“I can no longer stand for Adidas’ consistent complacency in taking active steps against a racist work environment. This is not business as usual,” she added.

A group of 150 Adidas employees has now mobilized, the publication reported, and is represented by a 13-member coalition pushing for company-wide change. The group reportedly sent a 32-page deck to Adidas North America management, pushing them to invest in black employees, the black community and racial justice, and to take accountability for Adidas’ actions.

The company has committed to matching 200 percent of all employee contributions to anti-racism groups through its donation platform, DEED. Adidas told Sourcing Journal that all leaders in North America and its global headquarters attended educational sessions “to understand and learn how to lead through this crisis.”

“We have communicated with our employees to listen and understand and respect the range of emotions we are all going through and have provided support and resources,” Adidas said in a statement, noting it is close to finalizing its commitments “to ensure our people, most importantly our Black employees, are heard, supported and involved in solutions.”

Those promises will be shared first with employees, and then with the public, later this week.

Adidas-owned Reebok has taken its own stand, cutting ties with CrossFit following an insensitive tweet by founding CEO Greg Glassman. Responding to a tweet calling racism a public health issue, Glassman tweeted, “It’s FLOYD-19,” prompting backlash from fans and a rash of canceled contracts with spokespersons and partners.

Creating racial parity in the workplace is far easier said than done, but those that make meaningful commitments can make progress, according to senior lecturer at Harvard Business School Mark R. Kramer, who co-founded global social-impact consulting firm FSG.

In an op-ed in the Harvard Business Review, Kramer outlined 10 commitments that brands can make today. “Corporate America and the Business Roundtable have an obligation to go beyond tweets and quotes by committing to an agenda that will advance racial equity in meaningful ways,” he said.

Kramer urged brands to commit to anti-racism personnel policies, racial-equity training and pay equity, while giving employees a voice, supporting full participation in democracy through voting, lobbying for good, paying a living wage, providing parental and sick leave, providing full health care coverage and supporting national health care, providing an employee relief fund or low-cost loan program, and democratizing employment applications.

“I think, overall, you want to act but you’ve got to get your house in order first,” Carol Cone, founder and CEO of cause marketing consultancy Carol Cone On Purpose, said of companies that wish to do better but are struggling to chart a course forward.

Acting could be as simple as asking employees their opinions on what they can change.

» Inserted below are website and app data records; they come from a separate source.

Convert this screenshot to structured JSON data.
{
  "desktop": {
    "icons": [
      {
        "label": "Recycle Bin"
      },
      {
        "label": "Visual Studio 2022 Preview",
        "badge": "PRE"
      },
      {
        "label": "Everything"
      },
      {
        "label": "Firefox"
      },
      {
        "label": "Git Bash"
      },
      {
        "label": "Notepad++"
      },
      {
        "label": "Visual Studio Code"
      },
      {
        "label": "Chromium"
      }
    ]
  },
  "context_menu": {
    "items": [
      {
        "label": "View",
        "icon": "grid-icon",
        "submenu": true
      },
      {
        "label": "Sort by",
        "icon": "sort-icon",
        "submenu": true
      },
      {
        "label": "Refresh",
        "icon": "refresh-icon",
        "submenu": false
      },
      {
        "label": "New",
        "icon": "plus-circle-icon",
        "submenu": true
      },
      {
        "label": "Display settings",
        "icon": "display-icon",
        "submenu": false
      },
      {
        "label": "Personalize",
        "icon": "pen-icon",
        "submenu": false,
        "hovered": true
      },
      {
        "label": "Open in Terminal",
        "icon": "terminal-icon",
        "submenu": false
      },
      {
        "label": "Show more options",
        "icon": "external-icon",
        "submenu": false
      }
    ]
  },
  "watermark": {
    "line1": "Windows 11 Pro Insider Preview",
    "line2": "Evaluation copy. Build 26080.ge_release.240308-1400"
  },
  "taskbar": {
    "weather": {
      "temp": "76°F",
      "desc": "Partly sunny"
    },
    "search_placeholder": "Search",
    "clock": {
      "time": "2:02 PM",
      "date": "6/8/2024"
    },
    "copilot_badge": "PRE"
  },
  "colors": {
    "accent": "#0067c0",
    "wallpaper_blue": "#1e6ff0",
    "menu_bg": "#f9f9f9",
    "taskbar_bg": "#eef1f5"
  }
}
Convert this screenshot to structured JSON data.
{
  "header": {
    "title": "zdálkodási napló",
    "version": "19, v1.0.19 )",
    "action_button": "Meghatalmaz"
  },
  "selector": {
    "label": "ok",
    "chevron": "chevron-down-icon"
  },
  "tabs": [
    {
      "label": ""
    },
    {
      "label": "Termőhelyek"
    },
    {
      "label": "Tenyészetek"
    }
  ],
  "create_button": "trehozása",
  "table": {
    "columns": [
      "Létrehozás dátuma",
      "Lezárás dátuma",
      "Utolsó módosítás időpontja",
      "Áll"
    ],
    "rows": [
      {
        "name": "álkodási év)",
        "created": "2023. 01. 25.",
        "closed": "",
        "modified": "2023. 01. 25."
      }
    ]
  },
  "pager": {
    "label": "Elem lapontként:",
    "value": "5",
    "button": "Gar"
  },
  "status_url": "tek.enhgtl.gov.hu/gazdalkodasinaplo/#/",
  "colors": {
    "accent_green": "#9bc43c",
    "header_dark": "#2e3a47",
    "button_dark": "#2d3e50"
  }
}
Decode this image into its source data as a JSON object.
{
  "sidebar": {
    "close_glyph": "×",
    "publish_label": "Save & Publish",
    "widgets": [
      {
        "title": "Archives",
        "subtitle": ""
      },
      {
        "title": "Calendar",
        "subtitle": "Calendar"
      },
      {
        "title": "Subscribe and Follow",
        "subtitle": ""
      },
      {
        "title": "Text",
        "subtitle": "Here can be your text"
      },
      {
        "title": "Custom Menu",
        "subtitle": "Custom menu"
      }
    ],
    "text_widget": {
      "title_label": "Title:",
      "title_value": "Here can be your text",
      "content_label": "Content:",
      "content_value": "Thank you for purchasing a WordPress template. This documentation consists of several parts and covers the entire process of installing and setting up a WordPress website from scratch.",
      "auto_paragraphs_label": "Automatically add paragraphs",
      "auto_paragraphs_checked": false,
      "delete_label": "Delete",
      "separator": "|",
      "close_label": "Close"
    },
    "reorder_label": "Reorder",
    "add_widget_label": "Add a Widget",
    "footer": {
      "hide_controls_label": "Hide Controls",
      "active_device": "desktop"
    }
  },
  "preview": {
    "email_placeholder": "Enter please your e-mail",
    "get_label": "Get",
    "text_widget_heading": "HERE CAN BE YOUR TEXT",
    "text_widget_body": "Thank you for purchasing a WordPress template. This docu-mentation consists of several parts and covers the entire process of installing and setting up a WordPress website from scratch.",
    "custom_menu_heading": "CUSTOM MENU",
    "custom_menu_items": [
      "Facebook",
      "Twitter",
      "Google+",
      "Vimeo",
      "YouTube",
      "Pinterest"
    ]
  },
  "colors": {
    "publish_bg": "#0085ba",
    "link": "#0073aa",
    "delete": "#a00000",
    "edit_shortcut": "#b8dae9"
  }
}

Those that wish to donate should turn to their workforces for inspiration. Some brands have turned to Donors Choose gift cards, she said, giving employees the autonomy to make decisions for themselves.

Companies also need to create employee resource groups, if they don’t have them already. “Let your values be your guide,” she said.